I took the next step in organizing all my notes today. At the bottom of my files I came across an article published by HUMAN MUTATION that I must have pulled from a medical database when I was working on my degree a few years back. I noticed the article referred to CSID as “Congenital Carbohydrate Malabsorption”. I then plugged in this phrase to my Google and Bing search engines and discoverd the following online articles that also mention congenital sucrase-isomaltase deficiency. I am not sure why these article do not appear when searching CSID, but I figured the best I could do to help others trying to find more information would be to include the links here.

As usual, these describe the cause of CSID and little of the treatment, recipes, etc. However, I am providing them to assist in understanding what CSID is, an important factor in understanding why  certain foods should be avoided.

Pediatric Malabsorption Syndromes

Carbohydrate Intolerance

Carbohydrate Malabsorption

Carbohydrate Malabsorption/Intolerance (refers primarily to infants)

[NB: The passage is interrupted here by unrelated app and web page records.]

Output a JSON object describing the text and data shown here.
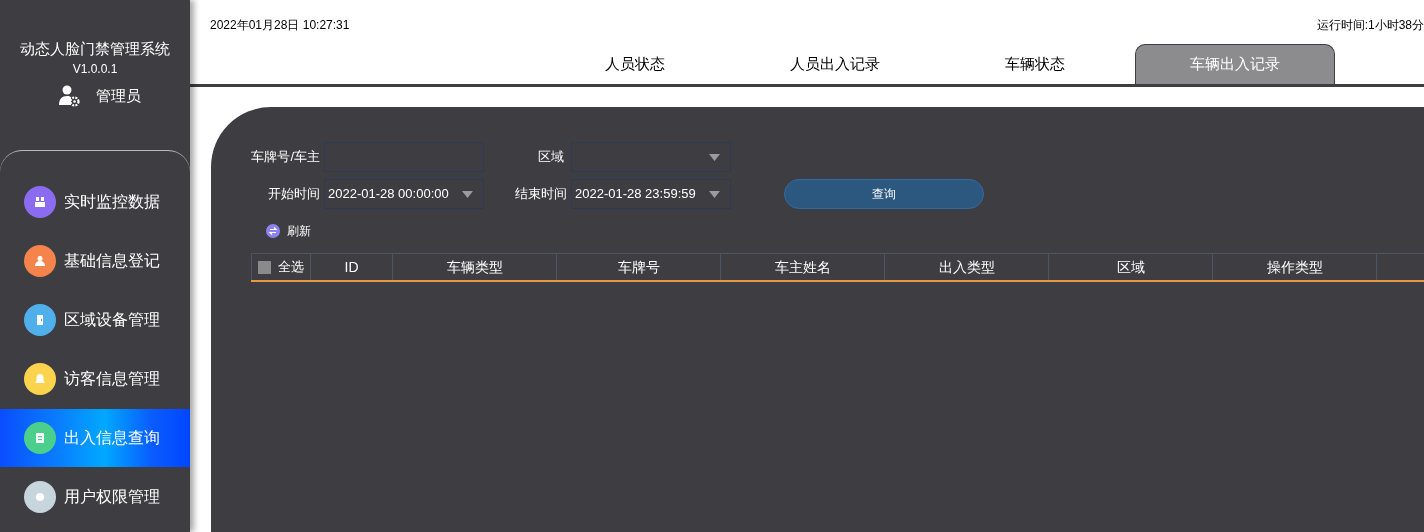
{
  "sidebar": {
    "title": "动态人脸门禁管理系统",
    "version": "V1.0.0.1",
    "user": "管理员",
    "items": [
      {
        "label": "实时监控数据",
        "color": "#8b6cf0",
        "selected": false
      },
      {
        "label": "基础信息登记",
        "color": "#f5844c",
        "selected": false
      },
      {
        "label": "区域设备管理",
        "color": "#4fb0ec",
        "selected": false
      },
      {
        "label": "访客信息管理",
        "color": "#fcd34d",
        "selected": false
      },
      {
        "label": "出入信息查询",
        "color": "#4ccf8a",
        "selected": true
      },
      {
        "label": "用户权限管理",
        "color": "#c7d6dc",
        "selected": false
      }
    ]
  },
  "header": {
    "datetime": "2022年01月28日 10:27:31",
    "runtime": "运行时间:1小时38分"
  },
  "tabs": [
    {
      "label": "人员状态",
      "selected": false
    },
    {
      "label": "人员出入记录",
      "selected": false
    },
    {
      "label": "车辆状态",
      "selected": false
    },
    {
      "label": "车辆出入记录",
      "selected": true
    }
  ],
  "filters": {
    "plate_owner": {
      "label": "车牌号/车主"
    },
    "area": {
      "label": "区域"
    },
    "start_time": {
      "label": "开始时间",
      "value": "2022-01-28 00:00:00"
    },
    "end_time": {
      "label": "结束时间",
      "value": "2022-01-28 23:59:59"
    },
    "query_button": "查询",
    "refresh": "刷新"
  },
  "table": {
    "select_all": {
      "label": "全选",
      "checked": false
    },
    "columns": [
      "ID",
      "车辆类型",
      "车牌号",
      "车主姓名",
      "出入类型",
      "区域",
      "操作类型"
    ]
  }
}
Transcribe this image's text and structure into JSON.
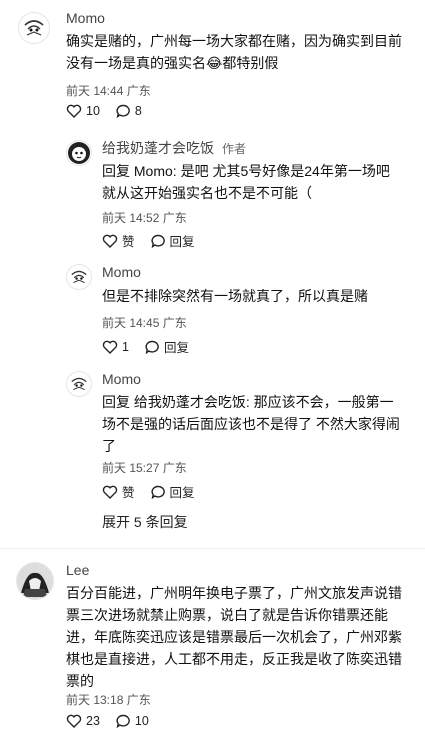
{
  "comments": [
    {
      "name": "Momo",
      "text_line1": "确实是赌的，广州每一场大家都在赌，因为确实到目前",
      "text_line2": "没有一场是真的强实名😂都特别假",
      "meta": "前天 14:44 广东",
      "likes": "10",
      "replies_count": "8",
      "avatar": "bird-sketch"
    },
    {
      "name": "给我奶蓬才会吃饭",
      "author_tag": "作者",
      "text_line1": "回复 Momo: 是吧 尤其5号好像是24年第一场吧",
      "text_line2": "就从这开始强实名也不是不可能（",
      "meta": "前天 14:52 广东",
      "like_label": "赞",
      "reply_label": "回复",
      "avatar": "anime-cat"
    },
    {
      "name": "Momo",
      "text_line1": "但是不排除突然有一场就真了，所以真是赌",
      "meta": "前天 14:45 广东",
      "likes": "1",
      "reply_label": "回复",
      "avatar": "bird-sketch"
    },
    {
      "name": "Momo",
      "text_line1": "回复 给我奶蓬才会吃饭: 那应该不会，一般第一",
      "text_line2": "场不是强的话后面应该也不是得了 不然大家得闹",
      "text_line3": "了",
      "meta": "前天 15:27 广东",
      "like_label": "赞",
      "reply_label": "回复",
      "avatar": "bird-sketch"
    },
    {
      "name": "Lee",
      "text_line1": "百分百能进，广州明年换电子票了，广州文旅发声说错",
      "text_line2": "票三次进场就禁止购票，说白了就是告诉你错票还能",
      "text_line3": "进，年底陈奕迅应该是错票最后一次机会了，广州邓紫",
      "text_line4": "棋也是直接进，人工都不用走，反正我是收了陈奕迅错",
      "text_line5": "票的",
      "meta": "前天 13:18 广东",
      "likes": "23",
      "replies_count": "10",
      "avatar": "black-white-photo"
    }
  ],
  "expand_replies": "展开 5 条回复",
  "icons": {
    "like": "heart-icon",
    "reply": "comment-bubble-icon"
  }
}
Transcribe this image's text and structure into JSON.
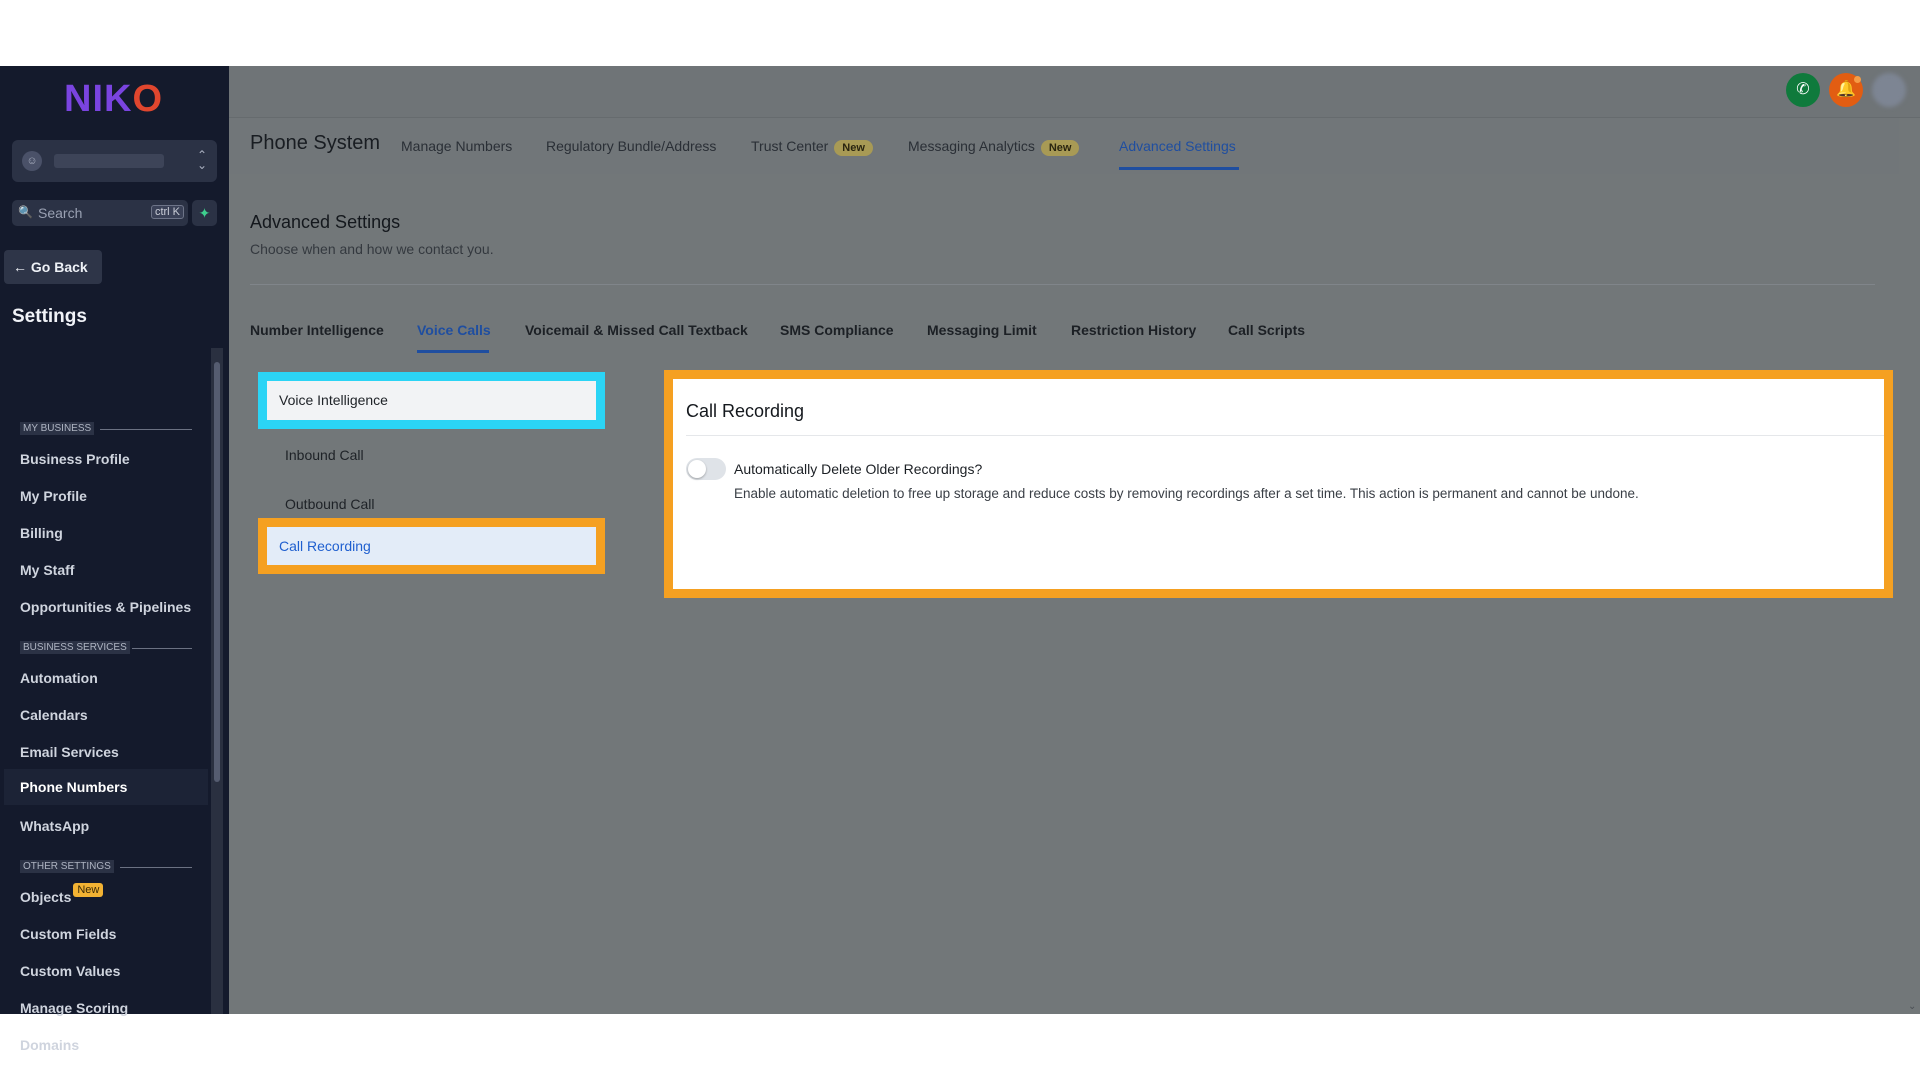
{
  "app": {
    "logo": "NIKO"
  },
  "sidebar": {
    "account_avatar": "person-icon",
    "search_placeholder": "Search",
    "search_shortcut": "ctrl K",
    "go_back": "Go Back",
    "title": "Settings",
    "sections": {
      "my_business": "MY BUSINESS",
      "business_services": "BUSINESS SERVICES",
      "other_settings": "OTHER SETTINGS"
    },
    "items": [
      {
        "label": "Business Profile"
      },
      {
        "label": "My Profile"
      },
      {
        "label": "Billing"
      },
      {
        "label": "My Staff"
      },
      {
        "label": "Opportunities & Pipelines"
      },
      {
        "label": "Automation"
      },
      {
        "label": "Calendars"
      },
      {
        "label": "Email Services"
      },
      {
        "label": "Phone Numbers",
        "active": true
      },
      {
        "label": "WhatsApp"
      },
      {
        "label": "Objects",
        "badge": "New"
      },
      {
        "label": "Custom Fields"
      },
      {
        "label": "Custom Values"
      },
      {
        "label": "Manage Scoring"
      },
      {
        "label": "Domains"
      }
    ]
  },
  "header": {
    "title": "Phone System",
    "tabs": [
      {
        "label": "Manage Numbers"
      },
      {
        "label": "Regulatory Bundle/Address"
      },
      {
        "label": "Trust Center",
        "badge": "New"
      },
      {
        "label": "Messaging Analytics",
        "badge": "New"
      },
      {
        "label": "Advanced Settings",
        "active": true
      }
    ]
  },
  "page": {
    "title": "Advanced Settings",
    "subtitle": "Choose when and how we contact you.",
    "tabs": [
      {
        "label": "Number Intelligence"
      },
      {
        "label": "Voice Calls",
        "active": true
      },
      {
        "label": "Voicemail & Missed Call Textback"
      },
      {
        "label": "SMS Compliance"
      },
      {
        "label": "Messaging Limit"
      },
      {
        "label": "Restriction History"
      },
      {
        "label": "Call Scripts"
      }
    ],
    "menu": [
      {
        "label": "Voice Intelligence"
      },
      {
        "label": "Inbound Call"
      },
      {
        "label": "Outbound Call"
      },
      {
        "label": "Call Recording",
        "active": true
      }
    ],
    "panel": {
      "title": "Call Recording",
      "toggle_label": "Automatically Delete Older Recordings?",
      "toggle_on": false,
      "toggle_description": "Enable automatic deletion to free up storage and reduce costs by removing recordings after a set time. This action is permanent and cannot be undone."
    }
  },
  "colors": {
    "accent": "#1f4ea0",
    "highlight_cyan": "#2bd4f5",
    "highlight_orange": "#f5a021",
    "sidebar_bg": "#141a2c"
  }
}
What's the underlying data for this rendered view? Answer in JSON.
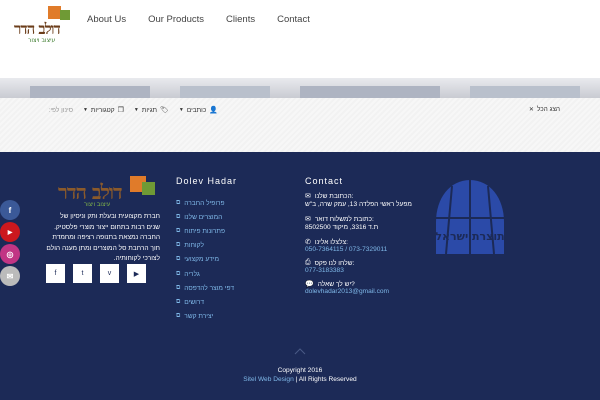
{
  "header": {
    "logo": {
      "word": "דולב הדר",
      "tagline": "עיצוב ויצור"
    },
    "nav": [
      "About Us",
      "Our Products",
      "Clients",
      "Contact"
    ]
  },
  "filterbar": {
    "filters": [
      {
        "icon": "user-icon",
        "label": "כותבים"
      },
      {
        "icon": "tag-icon",
        "label": "תגיות"
      },
      {
        "icon": "copy-icon",
        "label": "קטגוריות"
      }
    ],
    "sort_label": "סינון לפי:",
    "show_all": "הצג הכל"
  },
  "footer": {
    "logo": {
      "word": "דולב הדר",
      "tagline": "עיצוב ויצור"
    },
    "about_text": "חברת מקצועית ובעלת ותק וניסיון של שנים רבות בתחום ייצור מוצרי פלסטיק. החברה נמצאת בתנופה רציפה ומחמדת חוך הרחבת סל המוצרים ומתן מענה הולם לצורכי לקוחותיה.",
    "social_buttons": [
      {
        "icon": "facebook-icon",
        "glyph": "f"
      },
      {
        "icon": "twitter-icon",
        "glyph": "t"
      },
      {
        "icon": "vimeo-icon",
        "glyph": "v"
      },
      {
        "icon": "youtube-icon",
        "glyph": "▶"
      }
    ],
    "links_title": "Dolev Hadar",
    "links": [
      "פרופיל החברה",
      "המוצרים שלנו",
      "פתרונות פיתוח",
      "לקוחות",
      "מידע מקצועי",
      "גלריה",
      "דפי מוצר להדפסה",
      "דרושים",
      "יצירת קשר"
    ],
    "contact_title": "Contact",
    "contact": {
      "address_label": "הכתובת שלנו:",
      "address_value": "מפעל ראשי הפלדה 13, עמק שרה, ב\"ש",
      "mail_label": "כתובת למשלוח דואר:",
      "mail_value": "ת.ד 3316, מיקוד 8502500",
      "phone_label": "צלצלו אלינו:",
      "phone_value": "050-7364115 / 073-7329011",
      "fax_label": "שלחו לנו פקס:",
      "fax_value": "077-3183383",
      "question_label": "יש לך שאלה?",
      "email_value": "dolevhadar2013@gmail.com"
    },
    "emblem_text": "תוצרת ישראל",
    "copyright_line1": "Copyright 2016",
    "copyright_brand": "Sitel Web Design",
    "copyright_rest": " | All Rights Reserved"
  },
  "side_social": [
    {
      "icon": "facebook-icon",
      "glyph": "f",
      "color": "#3b5998"
    },
    {
      "icon": "youtube-icon",
      "glyph": "▶",
      "color": "#cc181e"
    },
    {
      "icon": "instagram-icon",
      "glyph": "◎",
      "color": "#c13584"
    },
    {
      "icon": "mail-icon",
      "glyph": "✉",
      "color": "#bbbbbb"
    }
  ],
  "colors": {
    "footer_bg": "#1c2a57",
    "link": "#7fb8e8",
    "logo_brown": "#8b5a2b",
    "logo_green": "#7fb24a"
  }
}
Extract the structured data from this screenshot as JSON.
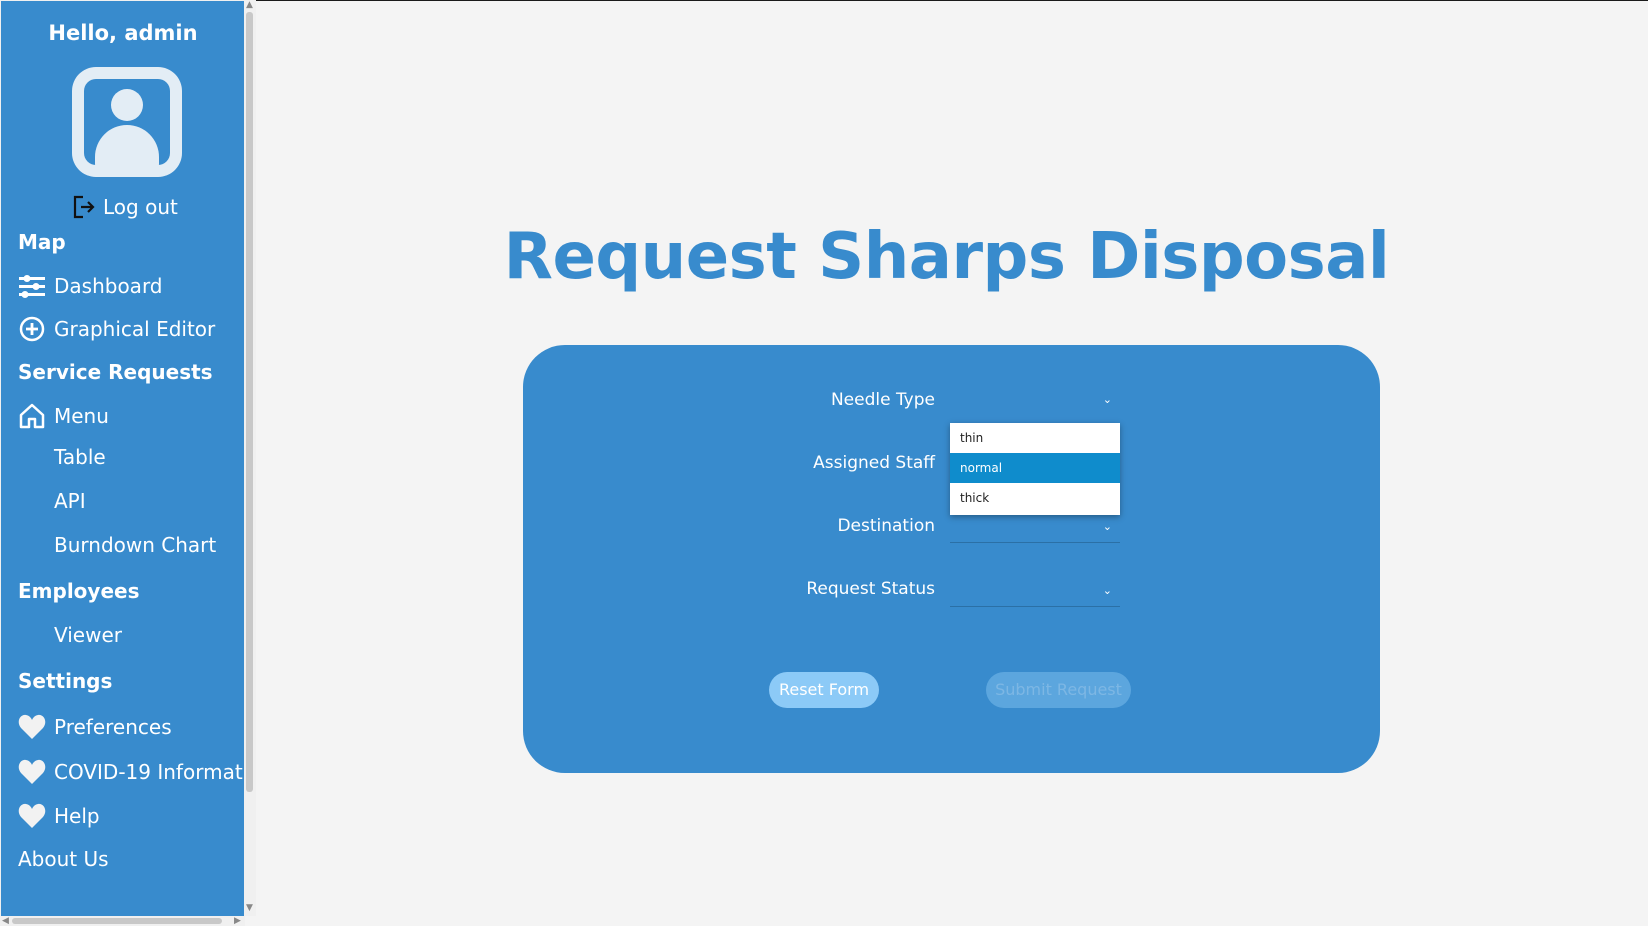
{
  "sidebar": {
    "greeting": "Hello, admin",
    "logout_label": "Log out",
    "sections": {
      "map": "Map",
      "service_requests": "Service Requests",
      "employees": "Employees",
      "settings": "Settings"
    },
    "items": {
      "dashboard": "Dashboard",
      "graphical_editor": "Graphical Editor",
      "menu": "Menu",
      "table": "Table",
      "api": "API",
      "burndown_chart": "Burndown Chart",
      "viewer": "Viewer",
      "preferences": "Preferences",
      "covid": "COVID-19 Informati...",
      "help": "Help",
      "about_us": "About Us"
    }
  },
  "main": {
    "title": "Request Sharps Disposal",
    "form": {
      "needle_type_label": "Needle Type",
      "assigned_staff_label": "Assigned Staff",
      "destination_label": "Destination",
      "request_status_label": "Request Status",
      "needle_type_options": [
        "thin",
        "normal",
        "thick"
      ],
      "needle_type_highlighted": "normal",
      "reset_label": "Reset Form",
      "submit_label": "Submit Request"
    }
  },
  "colors": {
    "primary": "#388bcd",
    "background": "#f4f4f4",
    "highlight": "#0f8ccc",
    "reset_button": "#8ccaf7"
  },
  "icons": {
    "logout": "logout-icon",
    "dashboard": "sliders-icon",
    "graphical_editor": "plus-circle-icon",
    "menu": "home-icon",
    "preferences": "heart-icon",
    "covid": "heart-icon",
    "help": "heart-icon"
  }
}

Also, there is another CSID page on Facebook called CSID and Us. It seems to have recent activity and is another way for us to connect with other CSID parents.